> _Recorded data_:
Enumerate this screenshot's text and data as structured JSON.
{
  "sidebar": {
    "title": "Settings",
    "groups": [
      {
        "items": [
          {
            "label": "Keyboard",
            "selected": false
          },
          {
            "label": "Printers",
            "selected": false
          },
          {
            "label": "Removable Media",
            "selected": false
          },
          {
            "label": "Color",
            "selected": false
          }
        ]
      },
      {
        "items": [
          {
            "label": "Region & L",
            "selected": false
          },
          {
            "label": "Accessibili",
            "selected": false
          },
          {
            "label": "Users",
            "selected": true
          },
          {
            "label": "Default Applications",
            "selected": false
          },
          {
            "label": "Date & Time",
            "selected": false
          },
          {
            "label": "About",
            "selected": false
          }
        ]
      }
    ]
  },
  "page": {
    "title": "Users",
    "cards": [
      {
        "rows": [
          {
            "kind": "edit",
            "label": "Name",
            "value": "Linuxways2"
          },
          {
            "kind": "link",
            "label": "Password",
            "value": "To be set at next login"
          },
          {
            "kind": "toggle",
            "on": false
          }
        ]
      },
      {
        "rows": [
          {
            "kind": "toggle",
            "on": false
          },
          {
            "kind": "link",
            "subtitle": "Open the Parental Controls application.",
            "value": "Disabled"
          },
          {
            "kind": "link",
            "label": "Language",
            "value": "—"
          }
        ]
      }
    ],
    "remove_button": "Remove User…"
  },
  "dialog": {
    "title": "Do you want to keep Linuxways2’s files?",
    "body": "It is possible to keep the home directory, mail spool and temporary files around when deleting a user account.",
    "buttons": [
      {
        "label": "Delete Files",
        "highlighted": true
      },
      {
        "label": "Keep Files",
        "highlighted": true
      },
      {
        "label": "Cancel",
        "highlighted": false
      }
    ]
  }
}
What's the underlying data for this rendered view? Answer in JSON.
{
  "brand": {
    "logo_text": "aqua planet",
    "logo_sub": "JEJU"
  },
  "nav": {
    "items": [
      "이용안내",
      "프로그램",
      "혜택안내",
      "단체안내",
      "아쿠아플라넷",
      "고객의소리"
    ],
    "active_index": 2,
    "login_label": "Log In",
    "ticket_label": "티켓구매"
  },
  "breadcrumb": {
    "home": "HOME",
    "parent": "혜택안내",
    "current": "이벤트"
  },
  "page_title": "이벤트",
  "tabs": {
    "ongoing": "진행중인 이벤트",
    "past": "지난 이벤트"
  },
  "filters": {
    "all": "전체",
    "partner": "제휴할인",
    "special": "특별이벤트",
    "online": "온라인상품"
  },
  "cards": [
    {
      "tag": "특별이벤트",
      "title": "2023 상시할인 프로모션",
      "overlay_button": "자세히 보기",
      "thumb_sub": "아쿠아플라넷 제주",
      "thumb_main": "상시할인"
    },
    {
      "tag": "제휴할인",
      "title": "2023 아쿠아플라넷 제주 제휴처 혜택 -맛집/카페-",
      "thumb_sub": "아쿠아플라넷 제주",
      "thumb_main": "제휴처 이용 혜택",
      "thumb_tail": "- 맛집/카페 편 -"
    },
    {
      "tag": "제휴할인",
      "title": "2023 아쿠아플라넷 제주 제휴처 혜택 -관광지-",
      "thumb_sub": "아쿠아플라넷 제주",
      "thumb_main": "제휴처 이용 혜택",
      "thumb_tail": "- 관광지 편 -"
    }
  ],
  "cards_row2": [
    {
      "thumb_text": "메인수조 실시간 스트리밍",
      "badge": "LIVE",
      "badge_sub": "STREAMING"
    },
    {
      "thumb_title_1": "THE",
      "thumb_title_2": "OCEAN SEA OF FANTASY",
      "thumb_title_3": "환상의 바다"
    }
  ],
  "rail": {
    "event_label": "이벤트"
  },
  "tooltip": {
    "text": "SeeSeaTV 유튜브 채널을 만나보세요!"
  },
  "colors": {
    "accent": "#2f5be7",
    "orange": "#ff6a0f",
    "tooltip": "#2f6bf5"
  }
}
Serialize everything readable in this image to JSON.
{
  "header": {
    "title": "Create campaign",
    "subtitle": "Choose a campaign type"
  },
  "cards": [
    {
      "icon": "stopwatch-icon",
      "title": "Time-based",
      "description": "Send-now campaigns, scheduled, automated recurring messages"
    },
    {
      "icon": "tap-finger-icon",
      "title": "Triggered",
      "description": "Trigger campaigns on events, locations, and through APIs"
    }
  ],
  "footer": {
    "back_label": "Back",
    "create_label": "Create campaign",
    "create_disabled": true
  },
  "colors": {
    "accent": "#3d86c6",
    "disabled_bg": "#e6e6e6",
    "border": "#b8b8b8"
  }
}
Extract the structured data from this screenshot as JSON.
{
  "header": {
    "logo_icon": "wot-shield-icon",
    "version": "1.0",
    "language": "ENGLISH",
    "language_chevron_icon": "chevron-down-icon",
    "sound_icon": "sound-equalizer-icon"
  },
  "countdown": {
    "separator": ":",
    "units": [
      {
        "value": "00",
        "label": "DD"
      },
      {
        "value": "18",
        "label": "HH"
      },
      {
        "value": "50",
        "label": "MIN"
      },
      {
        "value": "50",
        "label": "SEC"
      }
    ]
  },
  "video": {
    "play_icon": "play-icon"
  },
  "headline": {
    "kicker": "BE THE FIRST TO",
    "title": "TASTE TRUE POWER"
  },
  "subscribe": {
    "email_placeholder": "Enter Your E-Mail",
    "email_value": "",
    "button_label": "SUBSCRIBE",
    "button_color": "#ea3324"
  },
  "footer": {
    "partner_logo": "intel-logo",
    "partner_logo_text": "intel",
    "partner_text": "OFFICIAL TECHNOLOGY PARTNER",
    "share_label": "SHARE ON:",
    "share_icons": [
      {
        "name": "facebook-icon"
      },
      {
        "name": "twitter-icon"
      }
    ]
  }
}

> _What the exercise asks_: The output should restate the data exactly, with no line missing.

> _Exercise output_:
Enumerate this screenshot's text and data as structured JSON.
{
  "sidebar": {
    "title": "Settings",
    "groups": [
      {
        "items": [
          {
            "label": "Keyboard",
            "selected": false
          },
          {
            "label": "Printers",
            "selected": false
          },
          {
            "label": "Removable Media",
            "selected": false
          },
          {
            "label": "Color",
            "selected": false
          }
        ]
      },
      {
        "items": [
          {
            "label": "Region & L",
            "selected": false
          },
          {
            "label": "Accessibili",
            "selected": false
          },
          {
            "label": "Users",
            "selected": true
          },
          {
            "label": "Default Applications",
            "selected": false
          },
          {
            "label": "Date & Time",
            "selected": false
          },
          {
            "label": "About",
            "selected": false
          }
        ]
      }
    ]
  },
  "page": {
    "title": "Users",
    "cards": [
      {
        "rows": [
          {
            "kind": "edit",
            "label": "Name",
            "value": "Linuxways2"
          },
          {
            "kind": "link",
            "label": "Password",
            "value": "To be set at next login"
          },
          {
            "kind": "toggle",
            "on": false
          }
        ]
      },
      {
        "rows": [
          {
            "kind": "toggle",
            "on": false
          },
          {
            "kind": "link",
            "subtitle": "Open the Parental Controls application.",
            "value": "Disabled"
          },
          {
            "kind": "link",
            "label": "Language",
            "value": "—"
          }
        ]
      }
    ],
    "remove_button": "Remove User…"
  },
  "dialog": {
    "title": "Do you want to keep Linuxways2’s files?",
    "body": "It is possible to keep the home directory, mail spool and temporary files around when deleting a user account.",
    "buttons": [
      {
        "label": "Delete Files",
        "highlighted": true
      },
      {
        "label": "Keep Files",
        "highlighted": true
      },
      {
        "label": "Cancel",
        "highlighted": false
      }
    ]
  }
}
What's the underlying data for this rendered view? Answer in JSON.
{
  "brand": {
    "logo_text": "aqua planet",
    "logo_sub": "JEJU"
  },
  "nav": {
    "items": [
      "이용안내",
      "프로그램",
      "혜택안내",
      "단체안내",
      "아쿠아플라넷",
      "고객의소리"
    ],
    "active_index": 2,
    "login_label": "Log In",
    "ticket_label": "티켓구매"
  },
  "breadcrumb": {
    "home": "HOME",
    "parent": "혜택안내",
    "current": "이벤트"
  },
  "page_title": "이벤트",
  "tabs": {
    "ongoing": "진행중인 이벤트",
    "past": "지난 이벤트"
  },
  "filters": {
    "all": "전체",
    "partner": "제휴할인",
    "special": "특별이벤트",
    "online": "온라인상품"
  },
  "cards": [
    {
      "tag": "특별이벤트",
      "title": "2023 상시할인 프로모션",
      "overlay_button": "자세히 보기",
      "thumb_sub": "아쿠아플라넷 제주",
      "thumb_main": "상시할인"
    },
    {
      "tag": "제휴할인",
      "title": "2023 아쿠아플라넷 제주 제휴처 혜택 -맛집/카페-",
      "thumb_sub": "아쿠아플라넷 제주",
      "thumb_main": "제휴처 이용 혜택",
      "thumb_tail": "- 맛집/카페 편 -"
    },
    {
      "tag": "제휴할인",
      "title": "2023 아쿠아플라넷 제주 제휴처 혜택 -관광지-",
      "thumb_sub": "아쿠아플라넷 제주",
      "thumb_main": "제휴처 이용 혜택",
      "thumb_tail": "- 관광지 편 -"
    }
  ],
  "cards_row2": [
    {
      "thumb_text": "메인수조 실시간 스트리밍",
      "badge": "LIVE",
      "badge_sub": "STREAMING"
    },
    {
      "thumb_title_1": "THE",
      "thumb_title_2": "OCEAN SEA OF FANTASY",
      "thumb_title_3": "환상의 바다"
    }
  ],
  "rail": {
    "event_label": "이벤트"
  },
  "tooltip": {
    "text": "SeeSeaTV 유튜브 채널을 만나보세요!"
  },
  "colors": {
    "accent": "#2f5be7",
    "orange": "#ff6a0f",
    "tooltip": "#2f6bf5"
  }
}
Serialize everything readable in this image to JSON.
{
  "header": {
    "title": "Create campaign",
    "subtitle": "Choose a campaign type"
  },
  "cards": [
    {
      "icon": "stopwatch-icon",
      "title": "Time-based",
      "description": "Send-now campaigns, scheduled, automated recurring messages"
    },
    {
      "icon": "tap-finger-icon",
      "title": "Triggered",
      "description": "Trigger campaigns on events, locations, and through APIs"
    }
  ],
  "footer": {
    "back_label": "Back",
    "create_label": "Create campaign",
    "create_disabled": true
  },
  "colors": {
    "accent": "#3d86c6",
    "disabled_bg": "#e6e6e6",
    "border": "#b8b8b8"
  }
}
Extract the structured data from this screenshot as JSON.
{
  "header": {
    "logo_icon": "wot-shield-icon",
    "version": "1.0",
    "language": "ENGLISH",
    "language_chevron_icon": "chevron-down-icon",
    "sound_icon": "sound-equalizer-icon"
  },
  "countdown": {
    "separator": ":",
    "units": [
      {
        "value": "00",
        "label": "DD"
      },
      {
        "value": "18",
        "label": "HH"
      },
      {
        "value": "50",
        "label": "MIN"
      },
      {
        "value": "50",
        "label": "SEC"
      }
    ]
  },
  "video": {
    "play_icon": "play-icon"
  },
  "headline": {
    "kicker": "BE THE FIRST TO",
    "title": "TASTE TRUE POWER"
  },
  "subscribe": {
    "email_placeholder": "Enter Your E-Mail",
    "email_value": "",
    "button_label": "SUBSCRIBE",
    "button_color": "#ea3324"
  },
  "footer": {
    "partner_logo": "intel-logo",
    "partner_logo_text": "intel",
    "partner_text": "OFFICIAL TECHNOLOGY PARTNER",
    "share_label": "SHARE ON:",
    "share_icons": [
      {
        "name": "facebook-icon"
      },
      {
        "name": "twitter-icon"
      }
    ]
  }
}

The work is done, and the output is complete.